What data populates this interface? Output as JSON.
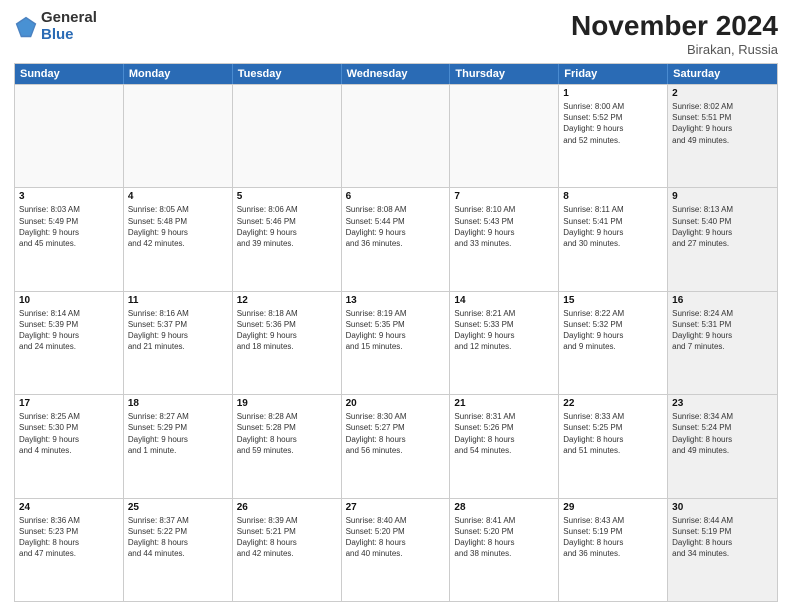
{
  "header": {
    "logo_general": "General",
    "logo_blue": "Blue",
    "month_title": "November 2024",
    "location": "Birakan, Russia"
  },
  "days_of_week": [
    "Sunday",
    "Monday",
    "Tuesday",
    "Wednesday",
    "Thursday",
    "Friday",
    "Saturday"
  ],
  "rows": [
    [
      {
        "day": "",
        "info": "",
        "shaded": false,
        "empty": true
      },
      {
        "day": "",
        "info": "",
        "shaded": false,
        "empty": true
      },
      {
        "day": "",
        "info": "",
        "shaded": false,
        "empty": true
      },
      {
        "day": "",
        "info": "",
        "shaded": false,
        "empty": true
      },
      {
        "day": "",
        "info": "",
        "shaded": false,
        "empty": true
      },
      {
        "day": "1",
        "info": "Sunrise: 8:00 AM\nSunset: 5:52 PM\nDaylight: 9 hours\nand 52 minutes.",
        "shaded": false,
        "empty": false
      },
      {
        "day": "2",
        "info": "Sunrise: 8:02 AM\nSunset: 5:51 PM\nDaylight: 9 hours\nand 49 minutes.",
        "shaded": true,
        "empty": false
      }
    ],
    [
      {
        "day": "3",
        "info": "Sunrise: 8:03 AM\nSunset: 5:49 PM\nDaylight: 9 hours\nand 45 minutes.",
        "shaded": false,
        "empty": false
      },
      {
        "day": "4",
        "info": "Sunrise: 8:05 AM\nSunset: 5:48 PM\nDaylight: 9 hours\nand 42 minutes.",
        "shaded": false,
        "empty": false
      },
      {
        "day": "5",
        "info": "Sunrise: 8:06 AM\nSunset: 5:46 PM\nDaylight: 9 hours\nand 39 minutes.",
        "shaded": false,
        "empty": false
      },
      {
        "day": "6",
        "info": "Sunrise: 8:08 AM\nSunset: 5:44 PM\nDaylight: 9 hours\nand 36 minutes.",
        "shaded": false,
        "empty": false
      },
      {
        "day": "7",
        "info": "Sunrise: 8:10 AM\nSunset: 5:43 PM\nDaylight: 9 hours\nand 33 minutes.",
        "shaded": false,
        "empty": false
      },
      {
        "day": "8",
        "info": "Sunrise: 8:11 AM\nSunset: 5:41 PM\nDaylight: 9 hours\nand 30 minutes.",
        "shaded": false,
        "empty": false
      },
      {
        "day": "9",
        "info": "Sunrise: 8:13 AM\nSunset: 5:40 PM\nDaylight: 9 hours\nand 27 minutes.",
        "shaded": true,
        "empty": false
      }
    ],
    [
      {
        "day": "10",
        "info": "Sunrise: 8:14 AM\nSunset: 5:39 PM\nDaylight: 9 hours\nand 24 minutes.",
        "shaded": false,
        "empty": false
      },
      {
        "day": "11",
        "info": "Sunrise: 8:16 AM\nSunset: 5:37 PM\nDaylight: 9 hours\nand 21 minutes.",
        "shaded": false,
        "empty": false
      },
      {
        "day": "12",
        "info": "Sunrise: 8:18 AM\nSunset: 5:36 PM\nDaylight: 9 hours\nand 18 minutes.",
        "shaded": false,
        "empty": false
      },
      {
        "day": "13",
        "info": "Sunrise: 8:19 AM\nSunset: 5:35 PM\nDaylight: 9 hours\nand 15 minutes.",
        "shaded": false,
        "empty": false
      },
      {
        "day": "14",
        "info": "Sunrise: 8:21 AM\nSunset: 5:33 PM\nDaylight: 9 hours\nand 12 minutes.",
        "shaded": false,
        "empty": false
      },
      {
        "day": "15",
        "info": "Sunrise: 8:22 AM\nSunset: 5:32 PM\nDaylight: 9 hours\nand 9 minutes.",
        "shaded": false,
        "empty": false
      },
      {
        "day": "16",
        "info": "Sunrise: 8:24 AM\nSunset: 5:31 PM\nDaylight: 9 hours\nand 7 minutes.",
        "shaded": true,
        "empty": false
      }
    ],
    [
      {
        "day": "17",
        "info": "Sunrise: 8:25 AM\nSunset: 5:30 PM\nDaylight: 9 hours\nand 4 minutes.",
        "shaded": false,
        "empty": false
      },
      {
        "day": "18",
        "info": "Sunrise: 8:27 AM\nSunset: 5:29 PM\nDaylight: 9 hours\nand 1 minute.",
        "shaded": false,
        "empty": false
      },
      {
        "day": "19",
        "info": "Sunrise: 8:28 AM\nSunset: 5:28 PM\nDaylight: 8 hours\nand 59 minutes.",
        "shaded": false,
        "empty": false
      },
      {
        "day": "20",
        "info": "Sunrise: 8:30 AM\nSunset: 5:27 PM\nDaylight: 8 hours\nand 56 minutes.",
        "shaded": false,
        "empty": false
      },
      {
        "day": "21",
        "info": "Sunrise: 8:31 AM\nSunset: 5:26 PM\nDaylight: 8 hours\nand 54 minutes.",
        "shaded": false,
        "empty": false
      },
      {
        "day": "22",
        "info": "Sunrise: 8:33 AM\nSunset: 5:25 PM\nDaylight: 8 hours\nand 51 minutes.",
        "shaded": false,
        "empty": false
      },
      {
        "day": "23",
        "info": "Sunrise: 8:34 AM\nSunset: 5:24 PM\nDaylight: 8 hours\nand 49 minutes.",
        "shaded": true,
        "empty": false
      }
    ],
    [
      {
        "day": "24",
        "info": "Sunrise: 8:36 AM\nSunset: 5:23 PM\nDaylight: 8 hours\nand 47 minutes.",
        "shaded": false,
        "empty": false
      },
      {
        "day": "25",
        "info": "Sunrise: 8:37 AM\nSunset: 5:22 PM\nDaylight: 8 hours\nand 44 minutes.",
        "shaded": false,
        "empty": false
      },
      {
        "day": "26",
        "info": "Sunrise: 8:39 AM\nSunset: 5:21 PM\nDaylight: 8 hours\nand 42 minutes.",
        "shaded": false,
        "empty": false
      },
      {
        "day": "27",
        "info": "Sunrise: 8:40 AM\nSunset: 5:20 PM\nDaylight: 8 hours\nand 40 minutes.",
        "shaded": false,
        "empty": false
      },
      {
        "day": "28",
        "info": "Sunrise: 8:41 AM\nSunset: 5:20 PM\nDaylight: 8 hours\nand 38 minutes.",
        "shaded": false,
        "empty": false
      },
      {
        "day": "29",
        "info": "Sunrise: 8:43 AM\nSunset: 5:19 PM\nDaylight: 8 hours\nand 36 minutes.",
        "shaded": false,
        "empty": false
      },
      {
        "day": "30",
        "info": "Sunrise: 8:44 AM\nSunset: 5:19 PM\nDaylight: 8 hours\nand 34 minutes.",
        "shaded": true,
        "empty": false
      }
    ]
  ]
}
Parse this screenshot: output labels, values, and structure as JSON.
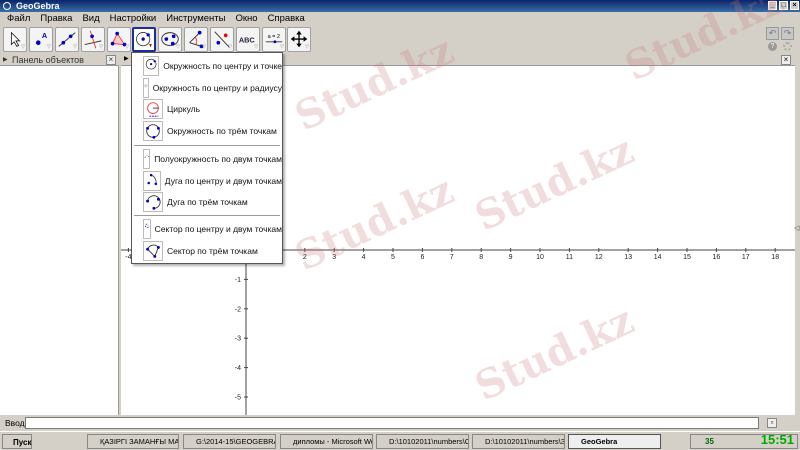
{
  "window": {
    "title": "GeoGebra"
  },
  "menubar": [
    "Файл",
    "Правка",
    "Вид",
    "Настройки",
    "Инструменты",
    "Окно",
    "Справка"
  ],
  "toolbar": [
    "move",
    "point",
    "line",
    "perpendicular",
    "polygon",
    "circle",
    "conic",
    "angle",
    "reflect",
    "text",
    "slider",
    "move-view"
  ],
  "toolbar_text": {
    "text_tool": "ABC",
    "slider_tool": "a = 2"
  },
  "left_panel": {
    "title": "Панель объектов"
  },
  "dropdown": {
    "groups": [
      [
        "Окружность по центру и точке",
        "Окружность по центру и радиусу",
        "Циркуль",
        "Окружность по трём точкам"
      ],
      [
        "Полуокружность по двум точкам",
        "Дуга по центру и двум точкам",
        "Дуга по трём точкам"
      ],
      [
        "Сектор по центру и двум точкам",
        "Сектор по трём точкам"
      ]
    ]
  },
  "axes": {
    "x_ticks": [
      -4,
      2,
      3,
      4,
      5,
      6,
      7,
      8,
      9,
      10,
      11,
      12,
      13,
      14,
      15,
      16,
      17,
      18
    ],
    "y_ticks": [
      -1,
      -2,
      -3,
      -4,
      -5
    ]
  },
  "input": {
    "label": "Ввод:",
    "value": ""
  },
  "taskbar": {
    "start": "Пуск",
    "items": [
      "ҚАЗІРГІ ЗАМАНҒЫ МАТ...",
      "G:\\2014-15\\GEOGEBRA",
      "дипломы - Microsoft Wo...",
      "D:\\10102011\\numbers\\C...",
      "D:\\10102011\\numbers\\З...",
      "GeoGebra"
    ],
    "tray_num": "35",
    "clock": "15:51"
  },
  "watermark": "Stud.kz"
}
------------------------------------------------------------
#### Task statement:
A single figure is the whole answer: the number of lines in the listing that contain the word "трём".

#### Task solution:
3